I’m always amazed that there aren’t more awesome Menorah tutorials out there. If ever there was an object ripe for the crafting, this is it. It’s like the Christmas Wreath of the Jewish world.
My kids have made menorahs at school every year and I cherish them, I really do. But there’s only so many toilet paper tube menorahs you can get excited about crafting. Metal nuts on an overstock tile? Been there. We can do better, my friends. We can RAWK this menorah thing. We can make our presence known on Pinterest.
Lets do this. I think the Maccabees would approve of this Jurassic Menorah.
- 9 Plastic Dinosaurs (Would also work with other animals OR try this with one Large Dinosaur)
- 9 Plastic Candle Holders (the kind you stick in a cake – ours hold two sizes of candles, including traditional hanukkah ones)
- Piece of scrap wood or hobby wood for the base
- Hot glue gun and glue
- Silver spray paint
- A drill
1. Drill Holes in your dinosaurs so you can stick in the candleholders. This was a job for Dadfluential and his drill press. Is it overkill to use a massive drill press to drill tiny holes in plastic dinosaurs? Possibly. But using his drill press makes my man happy, and who am I to interfere.
Happy man using big powertools = marital craft harmony.
2. Use hot glue gun to glue candle holders in dinosaurs. You might want to stick a candle in the holder before you shove it in, to ensure it is glued in straight. Be careful with the hot glue.

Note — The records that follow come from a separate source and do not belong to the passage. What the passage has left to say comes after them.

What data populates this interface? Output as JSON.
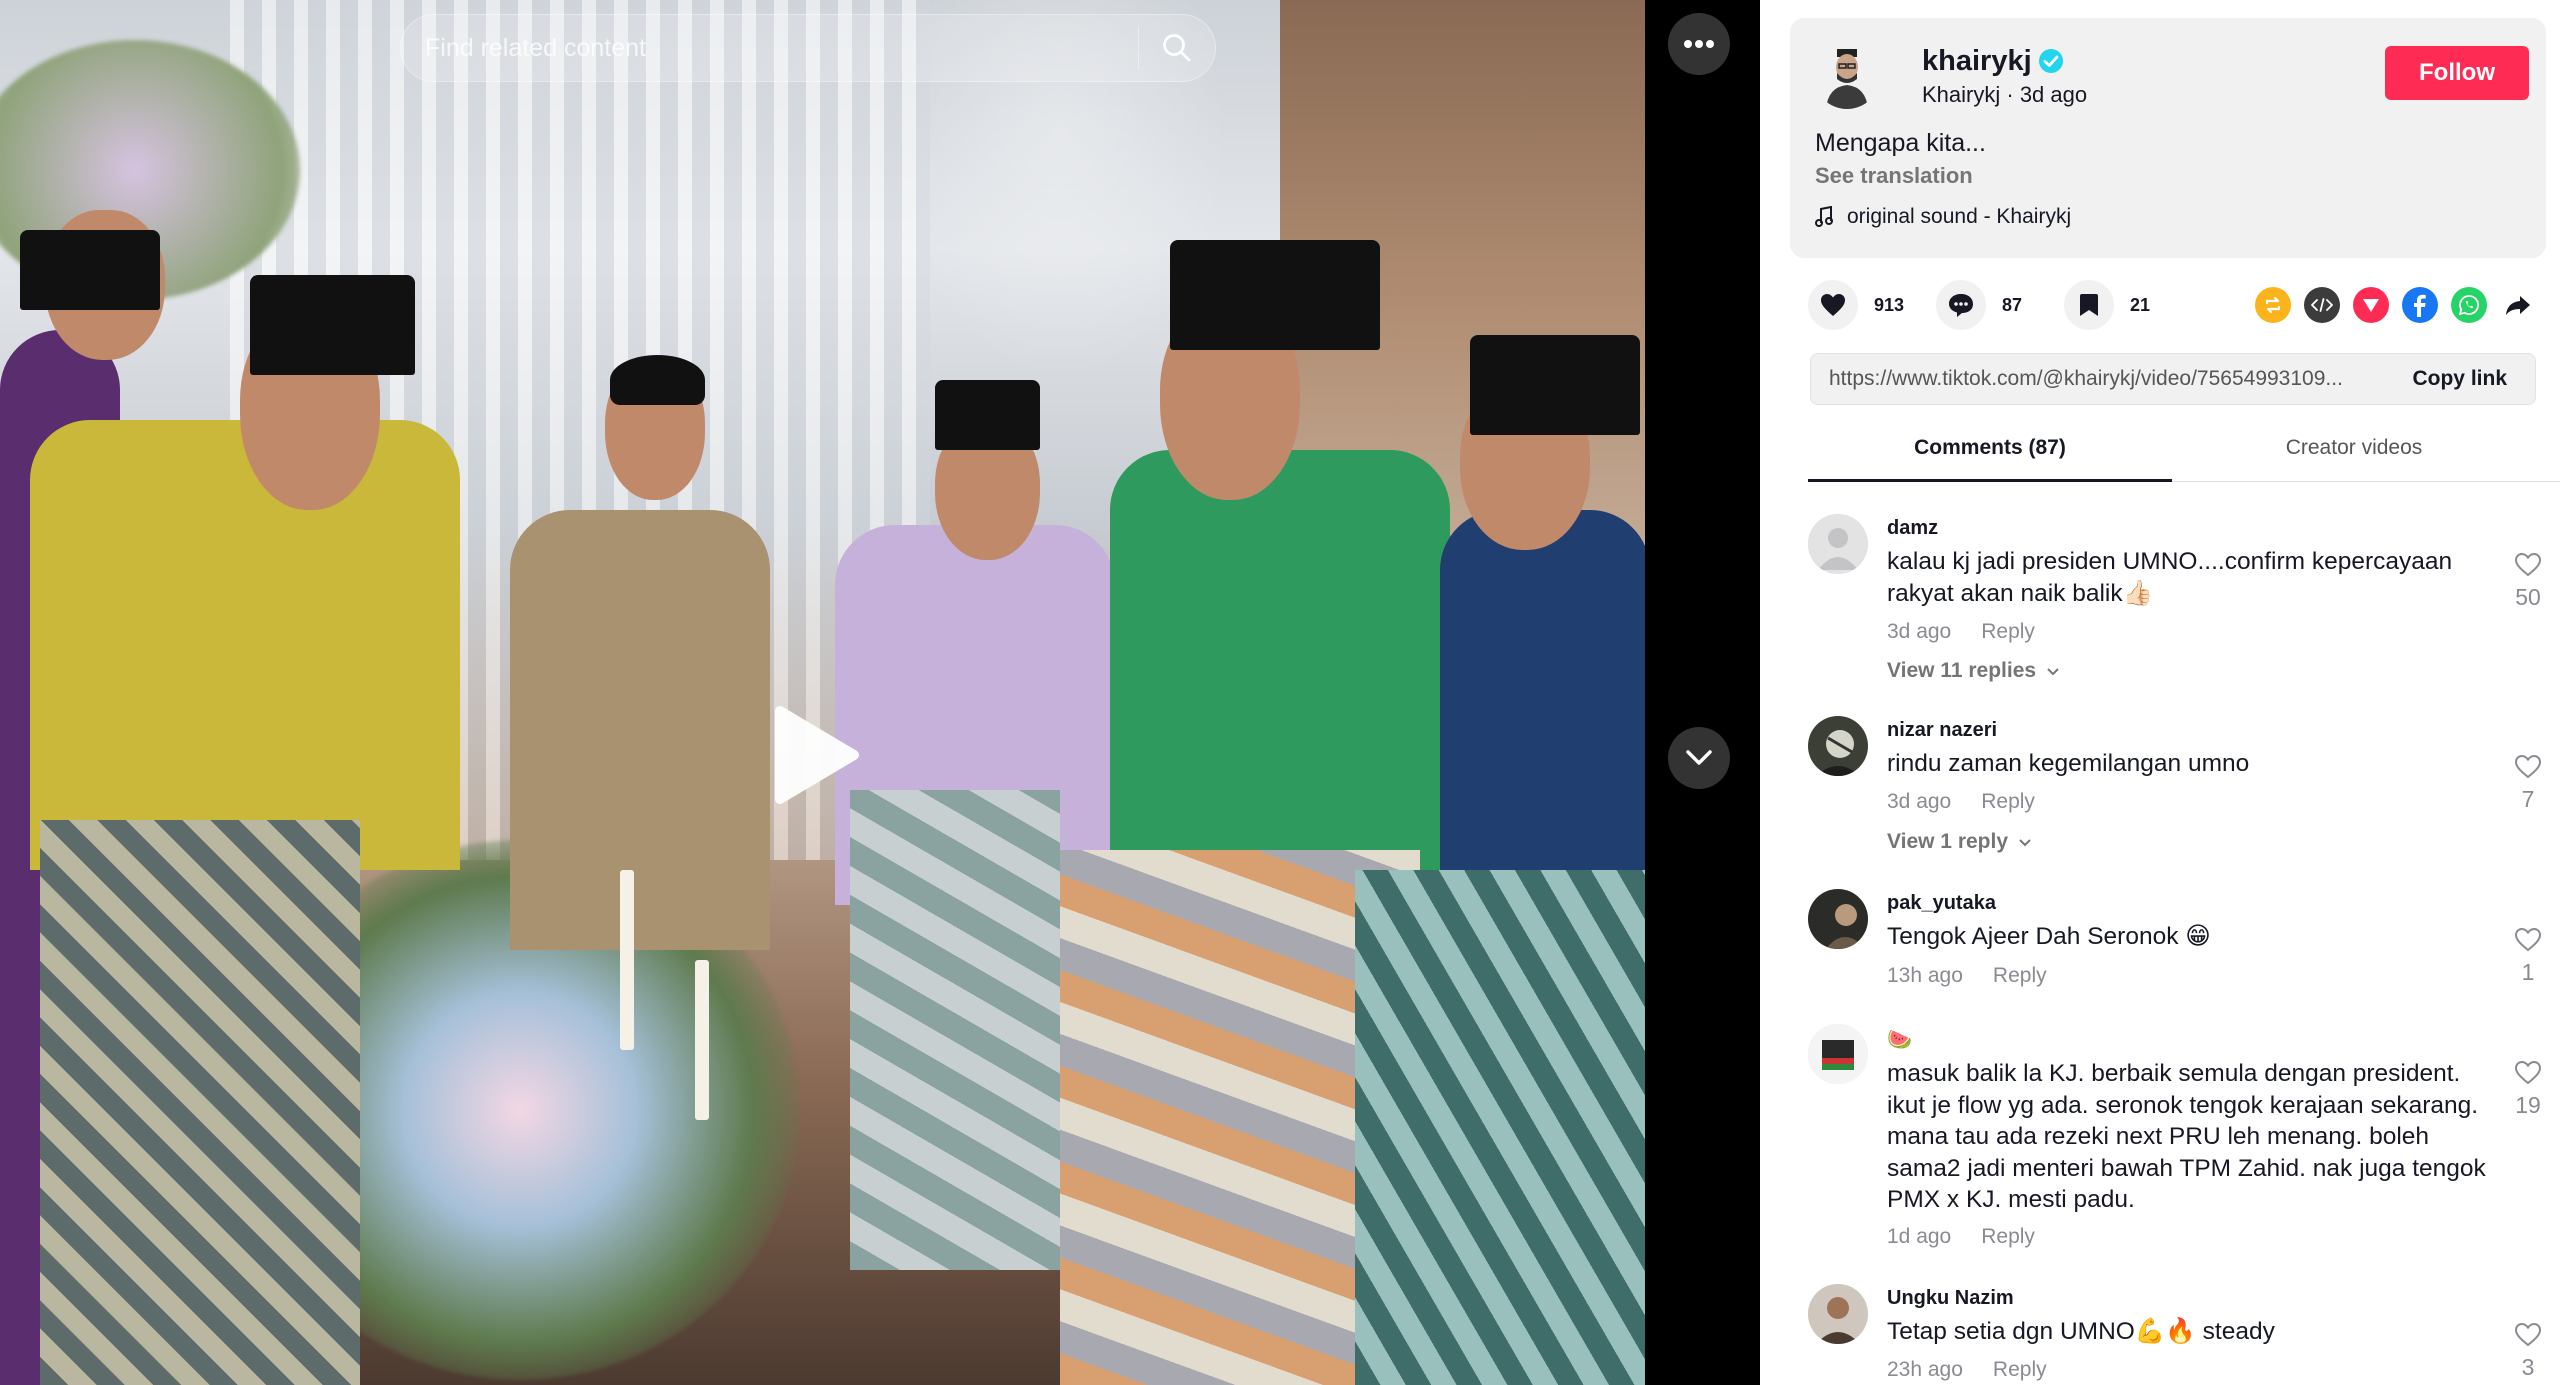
{
  "search": {
    "placeholder": "Find related content"
  },
  "author": {
    "username": "khairykj",
    "display_name": "Khairykj",
    "posted": "3d ago",
    "separator": " · ",
    "follow_label": "Follow",
    "caption": "Mengapa kita...",
    "see_translation": "See translation",
    "music": "original sound - Khairykj"
  },
  "stats": {
    "likes": "913",
    "comments": "87",
    "saves": "21"
  },
  "share_icons": [
    "repost-icon",
    "embed-icon",
    "send-icon",
    "facebook-icon",
    "whatsapp-icon",
    "share-arrow-icon"
  ],
  "link": {
    "url": "https://www.tiktok.com/@khairykj/video/75654993109...",
    "copy_label": "Copy link"
  },
  "tabs": [
    {
      "label": "Comments (87)"
    },
    {
      "label": "Creator videos"
    }
  ],
  "comments": [
    {
      "user": "damz",
      "text": "kalau kj jadi presiden UMNO....confirm kepercayaan rakyat akan naik balik👍🏻",
      "time": "3d ago",
      "reply": "Reply",
      "likes": "50",
      "view_replies": "View 11 replies"
    },
    {
      "user": "nizar nazeri",
      "text": "rindu zaman kegemilangan umno",
      "time": "3d ago",
      "reply": "Reply",
      "likes": "7",
      "view_replies": "View 1 reply"
    },
    {
      "user": "pak_yutaka",
      "text": "Tengok Ajeer Dah Seronok 😁",
      "time": "13h ago",
      "reply": "Reply",
      "likes": "1"
    },
    {
      "user": "🍉",
      "text": "masuk balik la KJ. berbaik semula dengan president. ikut je flow yg ada. seronok tengok kerajaan sekarang. mana tau ada rezeki next PRU leh menang. boleh sama2 jadi menteri bawah TPM Zahid. nak juga tengok PMX x KJ. mesti padu.",
      "time": "1d ago",
      "reply": "Reply",
      "likes": "19"
    },
    {
      "user": "Ungku Nazim",
      "text": "Tetap setia dgn UMNO💪🔥 steady",
      "time": "23h ago",
      "reply": "Reply",
      "likes": "3"
    }
  ],
  "colors": {
    "follow": "#fe2c55",
    "verified": "#20d5ec",
    "text": "#161823",
    "muted": "#8a8b91"
  }
}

3. Spray painting time! We created a little spray-tanning dino booth for our little friends from an ikea container on it’s side. The key is several light coats from multiple angles. Be patient. Don’t forget to paint the base at the same time.

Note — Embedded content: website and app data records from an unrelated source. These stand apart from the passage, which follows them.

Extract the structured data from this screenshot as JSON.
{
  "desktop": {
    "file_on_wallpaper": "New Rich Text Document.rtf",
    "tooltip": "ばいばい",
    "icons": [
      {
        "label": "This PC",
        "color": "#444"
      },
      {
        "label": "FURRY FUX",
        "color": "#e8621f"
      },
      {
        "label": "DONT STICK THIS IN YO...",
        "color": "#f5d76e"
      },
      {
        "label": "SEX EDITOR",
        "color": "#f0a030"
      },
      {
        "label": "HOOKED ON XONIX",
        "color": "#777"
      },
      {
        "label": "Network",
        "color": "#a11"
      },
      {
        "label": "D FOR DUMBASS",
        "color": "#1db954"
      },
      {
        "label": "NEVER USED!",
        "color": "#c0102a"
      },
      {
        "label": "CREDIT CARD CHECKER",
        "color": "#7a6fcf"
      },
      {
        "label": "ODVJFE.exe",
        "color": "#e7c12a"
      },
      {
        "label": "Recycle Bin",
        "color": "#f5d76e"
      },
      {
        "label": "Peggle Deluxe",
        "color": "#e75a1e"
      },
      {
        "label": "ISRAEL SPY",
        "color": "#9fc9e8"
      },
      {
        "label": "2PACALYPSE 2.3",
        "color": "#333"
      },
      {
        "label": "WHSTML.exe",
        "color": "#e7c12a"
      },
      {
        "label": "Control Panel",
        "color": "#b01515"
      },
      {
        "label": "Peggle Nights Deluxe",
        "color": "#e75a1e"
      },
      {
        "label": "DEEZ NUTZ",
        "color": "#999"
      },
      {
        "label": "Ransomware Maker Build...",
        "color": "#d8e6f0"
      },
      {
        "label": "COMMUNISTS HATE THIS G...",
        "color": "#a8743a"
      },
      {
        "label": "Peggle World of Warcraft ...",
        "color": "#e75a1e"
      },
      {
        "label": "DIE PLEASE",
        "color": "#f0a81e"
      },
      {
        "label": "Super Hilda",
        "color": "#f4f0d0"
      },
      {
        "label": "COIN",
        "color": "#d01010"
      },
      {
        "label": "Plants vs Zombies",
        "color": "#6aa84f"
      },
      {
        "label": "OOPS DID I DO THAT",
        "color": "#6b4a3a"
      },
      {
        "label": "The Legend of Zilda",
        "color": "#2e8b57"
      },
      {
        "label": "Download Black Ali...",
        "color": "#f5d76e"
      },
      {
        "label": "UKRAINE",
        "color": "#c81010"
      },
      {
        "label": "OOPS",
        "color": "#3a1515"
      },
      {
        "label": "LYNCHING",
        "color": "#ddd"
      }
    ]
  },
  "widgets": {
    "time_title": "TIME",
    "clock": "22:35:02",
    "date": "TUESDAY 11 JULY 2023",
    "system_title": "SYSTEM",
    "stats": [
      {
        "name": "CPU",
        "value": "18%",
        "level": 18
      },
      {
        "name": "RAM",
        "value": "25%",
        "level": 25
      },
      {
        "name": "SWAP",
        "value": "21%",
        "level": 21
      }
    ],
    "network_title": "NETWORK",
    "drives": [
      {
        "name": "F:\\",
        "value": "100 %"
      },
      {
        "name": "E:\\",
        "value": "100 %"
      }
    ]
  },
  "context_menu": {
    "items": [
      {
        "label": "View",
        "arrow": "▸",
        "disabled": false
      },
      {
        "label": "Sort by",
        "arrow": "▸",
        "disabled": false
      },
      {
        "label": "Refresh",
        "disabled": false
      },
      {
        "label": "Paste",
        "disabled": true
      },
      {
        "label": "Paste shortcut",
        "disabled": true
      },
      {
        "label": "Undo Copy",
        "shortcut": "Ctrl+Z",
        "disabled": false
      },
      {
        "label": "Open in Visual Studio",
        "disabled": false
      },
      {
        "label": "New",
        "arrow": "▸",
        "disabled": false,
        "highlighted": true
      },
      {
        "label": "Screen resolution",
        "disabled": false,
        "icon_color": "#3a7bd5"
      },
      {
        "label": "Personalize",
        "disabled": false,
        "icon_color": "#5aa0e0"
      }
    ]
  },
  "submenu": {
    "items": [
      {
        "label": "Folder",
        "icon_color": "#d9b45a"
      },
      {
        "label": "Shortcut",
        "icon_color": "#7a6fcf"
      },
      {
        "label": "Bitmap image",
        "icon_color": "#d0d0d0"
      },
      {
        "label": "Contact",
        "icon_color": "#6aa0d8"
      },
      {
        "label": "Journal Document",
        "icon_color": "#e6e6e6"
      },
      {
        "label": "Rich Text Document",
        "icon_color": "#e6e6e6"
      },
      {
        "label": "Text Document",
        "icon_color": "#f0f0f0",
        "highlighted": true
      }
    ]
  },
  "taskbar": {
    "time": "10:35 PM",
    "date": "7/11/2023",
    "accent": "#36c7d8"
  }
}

I love how these look all painted up. The paint settles into the crevices and you can see all the detail. Let these dry for a day.

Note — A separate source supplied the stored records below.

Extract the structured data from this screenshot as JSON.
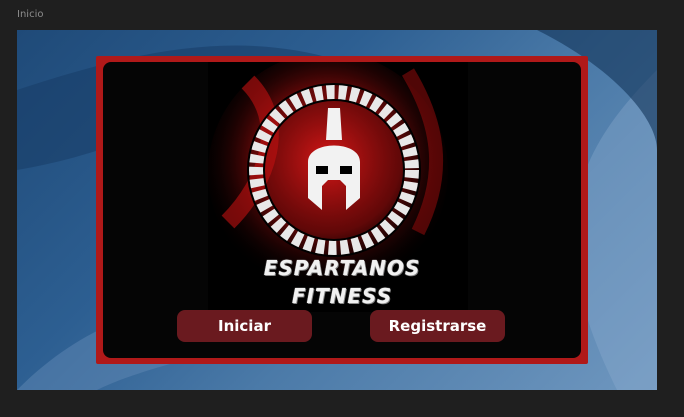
{
  "window": {
    "title": "Inicio"
  },
  "logo": {
    "icon": "spartan-helmet-icon",
    "line1": "ESPARTANOS",
    "line2": "FITNESS"
  },
  "buttons": {
    "login_label": "Iniciar",
    "register_label": "Registrarse"
  },
  "colors": {
    "card_border": "#b01919",
    "button_bg": "#6a1a1f",
    "card_bg": "#050505"
  }
}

4. Glue your Dinos onto your scrap wood and you have yourself a menorah!
A word about USING this lovely creation:
Is this menorah functional? Well sure. But there are a few things to consider before you fire it up. It’s not going to be easy to clean this so if you want it to stay pristine, fashion some kind of protection with aluminum foil. I happen to think it might look even cooler covered with melted wax and given that it cost under ten bucks to make, and took so little time, I might go for it. Regardless I would not leave it unattended and would blow out the candles before they got down to the end. Why take chances?
Happy Hanukah and stay tuned for several more Menorahs, including a few crafted from glow sticks so your kids can keep them in their rooms and your house won’t be reduced to ashes.